“First impressions are important,” says Turner. “I’ve had parents fill out surveys and note that what helped sway them toward having their children attend Chapman was the cleanliness of the campus public restrooms. They see that level of detail as a sign that their children will get a high-quality education here.”
Southern California Native
Born and raised in Highland Park, a neighborhood in northeast Los Angeles, Turner spent his formative years there from the mid-1960s to the mid-1980s. “I had a typical childhood with two parents, who are still married and just celebrated their 62nd wedding anniversary,” he says. “Our roots run deep in Highland Park. I was a third-generation student at my high school.”
After graduating in 1980, Turner went to trade school. At the time, he also began working at USC in the maintenance department where he had an apprenticeship in the electrical shop, which he did for four years. He continued in the maintenance and construction division of the university, becoming foreman of the electrical department in his early 20s and continuing to rise through the ranks. Eventually, he became Assistant Director of USC’s Mechanical Trades Division for their University Park and Health Sciences campuses.
When Chapman was looking for a Director of Facilities Management, Turner got a cold call from a headhunter about the position. He decided to interview and was offered the job and accepted.
“It's been a fun ride at Chapman,” he says. “The move was a great fit for myself and my family.” Turner’s wife, Lori, is an elementary school teacher. Their two children had the opportunity to attend USC or Chapman, and they both chose to go to school here in Old Towne. “My daughter earned her undergraduate degree in psychology and got a master’s in education and is now a special ed teacher, and my son majored in psychology and is embarking on a career in law enforcement,” says Turner.
Steward of Chapman University Historic Buildings
In addition to maintaining facilities for students, faculty and staff, Turner conducts needs assessments for the school’s buildings, including analyzing how to expand the life expectancy of the various structures.
“Chapman is located in the middle of Old Towne Orange, an area that appears on the National Register of Historic Places,” says Turner. “As such, I consider my department as stewards of the many historically significant buildings at Chapman. We look for ways to expand the life expectancy of the university’s buildings to ensure they are here and operational for decades to come. Chapman is contributing to the history of the City of Orange, and that is a commitment I take seriously and am quite proud of.”

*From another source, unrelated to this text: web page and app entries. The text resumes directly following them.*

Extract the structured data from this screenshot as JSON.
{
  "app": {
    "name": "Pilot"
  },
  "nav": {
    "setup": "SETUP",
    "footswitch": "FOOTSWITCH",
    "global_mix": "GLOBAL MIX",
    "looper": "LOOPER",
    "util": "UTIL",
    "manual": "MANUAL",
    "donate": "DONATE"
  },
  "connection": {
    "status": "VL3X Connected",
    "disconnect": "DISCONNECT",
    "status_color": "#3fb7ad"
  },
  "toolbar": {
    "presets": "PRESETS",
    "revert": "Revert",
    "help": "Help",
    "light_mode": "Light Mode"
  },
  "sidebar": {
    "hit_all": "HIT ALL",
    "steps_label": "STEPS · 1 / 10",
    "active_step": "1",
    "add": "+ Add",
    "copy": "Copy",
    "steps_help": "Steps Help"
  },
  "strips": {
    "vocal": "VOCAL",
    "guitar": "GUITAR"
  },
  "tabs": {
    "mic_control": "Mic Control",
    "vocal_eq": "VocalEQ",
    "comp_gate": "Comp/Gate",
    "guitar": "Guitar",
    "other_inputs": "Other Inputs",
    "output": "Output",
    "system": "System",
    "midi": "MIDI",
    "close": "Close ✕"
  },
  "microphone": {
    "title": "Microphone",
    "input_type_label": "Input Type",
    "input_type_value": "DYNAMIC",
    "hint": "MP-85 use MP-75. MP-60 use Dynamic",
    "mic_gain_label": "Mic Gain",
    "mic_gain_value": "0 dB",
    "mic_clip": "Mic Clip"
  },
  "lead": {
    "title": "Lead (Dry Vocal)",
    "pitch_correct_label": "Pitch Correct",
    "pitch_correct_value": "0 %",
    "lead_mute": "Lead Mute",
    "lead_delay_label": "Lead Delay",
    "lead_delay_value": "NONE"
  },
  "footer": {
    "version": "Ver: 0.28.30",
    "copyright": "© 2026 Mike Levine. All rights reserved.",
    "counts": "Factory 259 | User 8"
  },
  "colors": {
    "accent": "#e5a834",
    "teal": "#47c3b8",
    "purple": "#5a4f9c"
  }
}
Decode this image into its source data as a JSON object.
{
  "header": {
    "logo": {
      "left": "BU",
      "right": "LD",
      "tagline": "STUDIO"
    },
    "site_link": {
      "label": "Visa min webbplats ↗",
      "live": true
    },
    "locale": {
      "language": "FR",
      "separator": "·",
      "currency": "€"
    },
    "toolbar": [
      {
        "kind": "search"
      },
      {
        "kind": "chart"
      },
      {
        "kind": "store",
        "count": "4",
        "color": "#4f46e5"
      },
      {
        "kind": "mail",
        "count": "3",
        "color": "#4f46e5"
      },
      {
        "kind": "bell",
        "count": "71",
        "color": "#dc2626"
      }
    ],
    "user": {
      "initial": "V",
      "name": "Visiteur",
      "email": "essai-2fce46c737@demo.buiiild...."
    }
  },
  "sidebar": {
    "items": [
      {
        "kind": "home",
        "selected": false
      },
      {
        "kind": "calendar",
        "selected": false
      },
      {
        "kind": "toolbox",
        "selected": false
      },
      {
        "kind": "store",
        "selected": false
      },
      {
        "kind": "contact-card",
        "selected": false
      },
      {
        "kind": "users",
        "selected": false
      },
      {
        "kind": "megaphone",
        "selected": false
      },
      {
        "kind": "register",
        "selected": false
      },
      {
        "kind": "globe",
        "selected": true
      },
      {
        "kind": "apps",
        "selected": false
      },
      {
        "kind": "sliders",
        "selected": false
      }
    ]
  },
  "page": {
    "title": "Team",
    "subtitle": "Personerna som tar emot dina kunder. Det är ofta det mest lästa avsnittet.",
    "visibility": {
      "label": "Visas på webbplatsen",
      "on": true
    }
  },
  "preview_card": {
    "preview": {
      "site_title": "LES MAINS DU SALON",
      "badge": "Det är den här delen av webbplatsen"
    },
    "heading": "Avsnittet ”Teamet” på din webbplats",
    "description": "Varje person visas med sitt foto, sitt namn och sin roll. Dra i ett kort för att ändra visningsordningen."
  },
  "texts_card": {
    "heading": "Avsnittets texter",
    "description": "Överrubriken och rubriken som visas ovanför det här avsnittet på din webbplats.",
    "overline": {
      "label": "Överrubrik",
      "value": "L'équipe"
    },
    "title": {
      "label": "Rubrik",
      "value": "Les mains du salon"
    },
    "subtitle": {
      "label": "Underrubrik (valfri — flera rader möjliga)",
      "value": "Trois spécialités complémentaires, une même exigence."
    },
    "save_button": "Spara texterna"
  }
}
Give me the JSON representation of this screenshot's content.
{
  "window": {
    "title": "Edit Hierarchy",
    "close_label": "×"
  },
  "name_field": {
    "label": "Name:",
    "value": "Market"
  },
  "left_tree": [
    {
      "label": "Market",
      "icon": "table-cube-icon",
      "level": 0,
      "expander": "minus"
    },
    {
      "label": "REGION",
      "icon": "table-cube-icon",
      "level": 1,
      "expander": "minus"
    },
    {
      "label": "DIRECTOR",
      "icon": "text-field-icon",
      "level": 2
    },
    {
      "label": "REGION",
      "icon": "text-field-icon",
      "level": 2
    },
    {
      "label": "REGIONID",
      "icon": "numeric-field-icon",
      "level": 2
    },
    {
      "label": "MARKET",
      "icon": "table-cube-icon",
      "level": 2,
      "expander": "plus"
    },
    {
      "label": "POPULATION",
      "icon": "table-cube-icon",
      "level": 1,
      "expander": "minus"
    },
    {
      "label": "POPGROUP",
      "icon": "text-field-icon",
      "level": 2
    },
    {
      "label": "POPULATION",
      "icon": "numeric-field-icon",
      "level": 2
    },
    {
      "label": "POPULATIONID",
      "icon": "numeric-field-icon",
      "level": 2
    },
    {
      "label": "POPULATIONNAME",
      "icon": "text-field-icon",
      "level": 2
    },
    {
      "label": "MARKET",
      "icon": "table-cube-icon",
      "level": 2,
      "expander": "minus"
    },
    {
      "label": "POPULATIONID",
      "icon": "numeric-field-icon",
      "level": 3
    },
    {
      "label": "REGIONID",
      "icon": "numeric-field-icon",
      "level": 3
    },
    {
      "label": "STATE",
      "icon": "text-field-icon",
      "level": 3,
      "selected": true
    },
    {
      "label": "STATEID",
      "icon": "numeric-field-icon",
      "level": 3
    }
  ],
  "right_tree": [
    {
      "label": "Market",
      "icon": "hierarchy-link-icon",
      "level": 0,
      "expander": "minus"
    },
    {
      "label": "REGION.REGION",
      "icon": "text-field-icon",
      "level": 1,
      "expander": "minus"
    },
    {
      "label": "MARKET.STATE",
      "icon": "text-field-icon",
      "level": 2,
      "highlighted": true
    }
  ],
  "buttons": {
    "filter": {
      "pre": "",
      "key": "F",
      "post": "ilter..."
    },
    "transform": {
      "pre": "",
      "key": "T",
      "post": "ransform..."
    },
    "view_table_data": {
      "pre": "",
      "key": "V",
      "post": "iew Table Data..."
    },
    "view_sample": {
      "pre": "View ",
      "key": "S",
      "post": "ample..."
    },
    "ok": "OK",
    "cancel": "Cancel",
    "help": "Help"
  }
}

In addition to various historic buildings on campus, Chapman owns approximately 120 historic homes in the area, which the university has worked hard to restore and maintain. “The amount of energy and attention to detail that has gone into restoring the historic homes is incredible,” says Turner. “When you’ve been in the construction industry all your life like me, there is something extremely gratifying about being a part of bringing a home back from the brink of complete annihilation and restoring the structure to its former glory.”
Cindy Graves is Assistant Director, Department of Business, Facilities Management. She believes that Turner has elevated the role of facilities management at Chapman.
“Overall, I feel that Rick has given Facilities Management a higher place in the University by engaging in new building planning and renovations. (Which is a plus for maintenance because we have a say in building something that we will be tasked with maintaining). He has also brought a level of confidence with his knowledge and experience with higher education and facilities issues. Rick is a people person and has brought enthusiasm to the department, built relationships within the Chapman Community outside of Facilities Management and embraced partnerships within our group. I feel particularly blessed to have him as our team leader.”